An architect, an artist, a dancer/dance-maker and a late actor/producer will be inducted into the Austin Arts Hall of Fame during the Austin Critics Table Awards ceremony at 7 p.m. June 3 at Cap City Comedy Club. The informal association of arts journalists —which has been meeting for 30 years — also announced the winners of seven Special Recognition awards which will be handed out during the free, casual event in June.

AUSTIN ARTS HALL OF FAME CLASS of 2019

Billy Harden: An educator, church choir director, actor and producer who co-founded Spectrum Theatre Company, Austin’s leading African-American troupe, Harden was deeply mourned when he passed away in 2018. Many remember his triumphant performances at Zach Theatre, Austin Playhouse and elsewhere, but Harden’s enduring legacy goes straight to the cultural heart of our city.

Toni Bravo: Originally from Mexico, Bravo arrived at the University of Texas in the 1980s already an accomplished dancer and thoughtful dance-maker. Part of a boom in exploratory Austin dance during the 1990s, she continued to create new works and educate the city’s youth for the next decades. A frequent collaborator, she added the movement vocabulary to last year’s big Critics Table winner, the immersive “Performance Park” at Vortex Theatre.

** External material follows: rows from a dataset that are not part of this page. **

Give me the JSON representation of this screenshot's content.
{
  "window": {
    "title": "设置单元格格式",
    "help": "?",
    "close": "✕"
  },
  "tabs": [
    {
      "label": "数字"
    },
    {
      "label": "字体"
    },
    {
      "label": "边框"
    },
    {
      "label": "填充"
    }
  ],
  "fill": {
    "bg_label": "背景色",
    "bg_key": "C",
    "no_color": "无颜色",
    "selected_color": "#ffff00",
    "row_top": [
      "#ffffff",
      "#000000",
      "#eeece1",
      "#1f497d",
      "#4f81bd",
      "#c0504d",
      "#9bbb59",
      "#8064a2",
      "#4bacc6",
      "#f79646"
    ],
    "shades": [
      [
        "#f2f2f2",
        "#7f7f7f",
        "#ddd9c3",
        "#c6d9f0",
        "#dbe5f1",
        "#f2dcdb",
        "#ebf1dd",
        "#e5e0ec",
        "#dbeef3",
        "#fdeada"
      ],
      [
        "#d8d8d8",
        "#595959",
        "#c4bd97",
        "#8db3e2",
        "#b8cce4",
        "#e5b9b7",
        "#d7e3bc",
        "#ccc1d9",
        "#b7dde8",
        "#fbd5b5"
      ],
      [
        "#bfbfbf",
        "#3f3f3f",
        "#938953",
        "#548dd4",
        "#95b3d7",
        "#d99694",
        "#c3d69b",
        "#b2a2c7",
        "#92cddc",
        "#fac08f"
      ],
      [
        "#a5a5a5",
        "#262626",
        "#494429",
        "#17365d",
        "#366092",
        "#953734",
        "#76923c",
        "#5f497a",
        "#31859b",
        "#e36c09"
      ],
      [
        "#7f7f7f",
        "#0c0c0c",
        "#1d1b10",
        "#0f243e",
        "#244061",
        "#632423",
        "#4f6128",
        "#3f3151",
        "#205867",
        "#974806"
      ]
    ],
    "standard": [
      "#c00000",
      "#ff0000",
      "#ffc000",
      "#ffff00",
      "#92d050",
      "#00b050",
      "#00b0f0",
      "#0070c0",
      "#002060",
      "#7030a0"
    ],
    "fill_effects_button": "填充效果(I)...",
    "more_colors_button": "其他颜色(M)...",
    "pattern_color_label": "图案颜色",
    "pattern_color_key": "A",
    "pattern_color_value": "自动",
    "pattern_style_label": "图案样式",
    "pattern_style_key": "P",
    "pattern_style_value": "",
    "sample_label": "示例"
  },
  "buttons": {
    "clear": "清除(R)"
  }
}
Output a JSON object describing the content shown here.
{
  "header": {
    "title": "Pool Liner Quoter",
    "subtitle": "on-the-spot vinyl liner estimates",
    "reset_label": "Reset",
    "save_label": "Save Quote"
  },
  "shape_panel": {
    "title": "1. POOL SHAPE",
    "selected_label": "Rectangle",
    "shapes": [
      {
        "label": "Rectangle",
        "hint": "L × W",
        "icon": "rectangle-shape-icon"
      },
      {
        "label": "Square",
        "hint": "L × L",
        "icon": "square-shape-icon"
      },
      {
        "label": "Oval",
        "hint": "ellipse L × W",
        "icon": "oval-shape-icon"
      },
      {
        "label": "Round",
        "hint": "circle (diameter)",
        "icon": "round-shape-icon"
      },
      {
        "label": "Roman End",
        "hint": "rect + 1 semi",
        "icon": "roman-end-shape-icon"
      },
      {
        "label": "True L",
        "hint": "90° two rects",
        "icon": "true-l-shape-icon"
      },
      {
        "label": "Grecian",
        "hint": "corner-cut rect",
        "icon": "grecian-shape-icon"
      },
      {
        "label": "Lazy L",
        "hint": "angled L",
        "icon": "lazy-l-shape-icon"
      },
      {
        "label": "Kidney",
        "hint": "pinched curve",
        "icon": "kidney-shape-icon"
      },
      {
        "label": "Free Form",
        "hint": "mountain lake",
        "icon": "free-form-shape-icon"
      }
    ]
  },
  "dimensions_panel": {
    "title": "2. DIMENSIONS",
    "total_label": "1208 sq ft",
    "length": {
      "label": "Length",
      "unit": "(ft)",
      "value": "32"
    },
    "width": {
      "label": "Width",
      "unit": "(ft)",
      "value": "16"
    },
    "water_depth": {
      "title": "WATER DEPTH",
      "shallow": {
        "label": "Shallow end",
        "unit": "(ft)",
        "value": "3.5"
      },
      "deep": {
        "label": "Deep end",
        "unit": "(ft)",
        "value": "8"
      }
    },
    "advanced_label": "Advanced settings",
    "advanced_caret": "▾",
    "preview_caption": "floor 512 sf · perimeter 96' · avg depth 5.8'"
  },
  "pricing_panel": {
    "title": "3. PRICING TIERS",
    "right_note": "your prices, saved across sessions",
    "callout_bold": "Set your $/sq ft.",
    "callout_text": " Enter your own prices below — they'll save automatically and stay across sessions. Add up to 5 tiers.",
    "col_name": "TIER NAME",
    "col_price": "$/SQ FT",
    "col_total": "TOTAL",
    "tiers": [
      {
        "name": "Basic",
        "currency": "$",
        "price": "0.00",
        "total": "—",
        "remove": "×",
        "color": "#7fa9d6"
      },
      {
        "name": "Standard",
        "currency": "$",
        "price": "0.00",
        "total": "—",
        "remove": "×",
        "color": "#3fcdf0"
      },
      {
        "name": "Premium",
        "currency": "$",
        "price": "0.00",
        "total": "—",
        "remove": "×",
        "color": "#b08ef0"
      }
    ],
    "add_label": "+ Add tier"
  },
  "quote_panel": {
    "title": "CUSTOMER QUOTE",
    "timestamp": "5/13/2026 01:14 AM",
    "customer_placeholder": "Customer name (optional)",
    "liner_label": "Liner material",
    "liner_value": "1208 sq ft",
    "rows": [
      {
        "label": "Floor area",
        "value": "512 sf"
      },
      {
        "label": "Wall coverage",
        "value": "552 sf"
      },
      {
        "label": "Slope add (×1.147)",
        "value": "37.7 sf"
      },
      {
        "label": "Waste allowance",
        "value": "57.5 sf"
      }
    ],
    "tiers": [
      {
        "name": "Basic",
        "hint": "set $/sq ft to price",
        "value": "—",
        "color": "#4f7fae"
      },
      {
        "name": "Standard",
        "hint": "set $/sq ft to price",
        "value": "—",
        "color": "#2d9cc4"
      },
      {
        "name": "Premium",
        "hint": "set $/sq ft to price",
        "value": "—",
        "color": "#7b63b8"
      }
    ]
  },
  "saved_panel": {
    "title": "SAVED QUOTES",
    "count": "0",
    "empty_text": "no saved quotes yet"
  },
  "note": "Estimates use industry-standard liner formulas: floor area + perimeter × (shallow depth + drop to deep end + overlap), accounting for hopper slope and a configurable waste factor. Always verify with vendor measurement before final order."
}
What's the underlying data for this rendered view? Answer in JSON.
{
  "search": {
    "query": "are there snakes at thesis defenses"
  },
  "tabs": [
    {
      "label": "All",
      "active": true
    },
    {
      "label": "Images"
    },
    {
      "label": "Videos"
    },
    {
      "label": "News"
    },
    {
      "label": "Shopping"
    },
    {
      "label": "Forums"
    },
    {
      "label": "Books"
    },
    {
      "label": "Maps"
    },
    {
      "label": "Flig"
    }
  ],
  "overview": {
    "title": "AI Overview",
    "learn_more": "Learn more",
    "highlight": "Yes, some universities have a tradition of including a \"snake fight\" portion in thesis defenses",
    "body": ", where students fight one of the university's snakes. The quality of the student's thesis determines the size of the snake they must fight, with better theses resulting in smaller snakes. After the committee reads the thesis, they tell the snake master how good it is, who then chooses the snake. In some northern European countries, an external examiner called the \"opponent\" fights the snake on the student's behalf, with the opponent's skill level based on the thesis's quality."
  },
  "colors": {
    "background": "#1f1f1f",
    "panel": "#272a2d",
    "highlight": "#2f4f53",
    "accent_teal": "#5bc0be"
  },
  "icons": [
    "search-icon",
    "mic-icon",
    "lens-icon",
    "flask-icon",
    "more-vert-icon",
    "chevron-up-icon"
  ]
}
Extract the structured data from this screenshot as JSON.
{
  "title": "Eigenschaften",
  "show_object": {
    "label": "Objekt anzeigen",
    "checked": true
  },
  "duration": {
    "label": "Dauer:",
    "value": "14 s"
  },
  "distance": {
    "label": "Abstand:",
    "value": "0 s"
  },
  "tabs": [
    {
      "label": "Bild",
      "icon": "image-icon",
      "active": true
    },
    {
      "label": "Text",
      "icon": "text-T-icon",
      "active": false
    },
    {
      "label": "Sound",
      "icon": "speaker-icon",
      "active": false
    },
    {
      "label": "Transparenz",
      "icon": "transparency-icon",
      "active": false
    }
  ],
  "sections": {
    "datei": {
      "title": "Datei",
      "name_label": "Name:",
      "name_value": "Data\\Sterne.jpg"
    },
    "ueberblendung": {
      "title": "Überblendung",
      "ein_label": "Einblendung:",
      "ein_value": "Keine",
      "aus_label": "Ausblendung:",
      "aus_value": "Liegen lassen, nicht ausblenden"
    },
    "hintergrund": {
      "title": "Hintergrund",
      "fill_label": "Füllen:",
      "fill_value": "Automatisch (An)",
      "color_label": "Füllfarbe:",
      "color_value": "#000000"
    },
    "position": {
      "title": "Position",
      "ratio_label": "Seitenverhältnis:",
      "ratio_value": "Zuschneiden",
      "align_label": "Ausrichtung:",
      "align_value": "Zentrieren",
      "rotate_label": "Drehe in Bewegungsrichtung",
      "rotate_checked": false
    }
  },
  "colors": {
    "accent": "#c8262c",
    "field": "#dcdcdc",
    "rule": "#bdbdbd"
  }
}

Margo Sawyer: Few Austin artists have become as widely celebrated as Sawyer, whose sculptural installations are collected by museums and found in public spaces all over Texas, indeed the world. Sawyer, who grew up in the U.S., U.K. and Cameroon, has taught at the University of Texas for 30 years and helped found an arts colony in the town of Elgin. A niece of Harlem Renaissance painter Aaron Douglas, she has promoted a sense of community far beyond the usual confines of visual arts and recently was honored with a coveted Guggenheim Fellowship. She was voted Artist of the Year by the Critics Table in 2015.

Girard Kinney: Architects are, by nature, public citizens, who take into account every aspect of the physical, social and political worlds around them. Kinney has long been an exemplar of this school of design, while serving on commissions, committees and boards that have helped shape the way our city works. He is also connected to the other arts through projects that take into account a sense of community far beyond the confines of the designed structures. The owner/principal at Kinney & Associates Architecture, the lifelong Austinite has pushed a reasoned approach to urban planning that has included the Great Streets program for downtown sidewalks, the new-urbanist Mueller development, and the East 51st Street Vision.

In addition to Hall of Fame inductees, the arts journalists disclosed today five projects during the past year that merited Special Recognition status, plus two honors that are named for lovingly remembered friends of the Austin Critics Table, critic John Bustin and arts backer Deacon Crain.

SPECIAL RECOGNITION AWARDS

“Considering Matthew Shepard,” Conspirare live-stream from the National Cathedral

Leonard Bernstein: “Mass,” Merick Strategies

Vincent Valdez: “The City,” Blanton Museum of Art

“Vaudeville!” Ransom Center

Palace Theater, Georgetown

Deacon Crain Award for Student Achievement: Matthew Kennedy and Mariela Denson

John Bustin Award for Conspicuous Versatility: Delanté G. Keys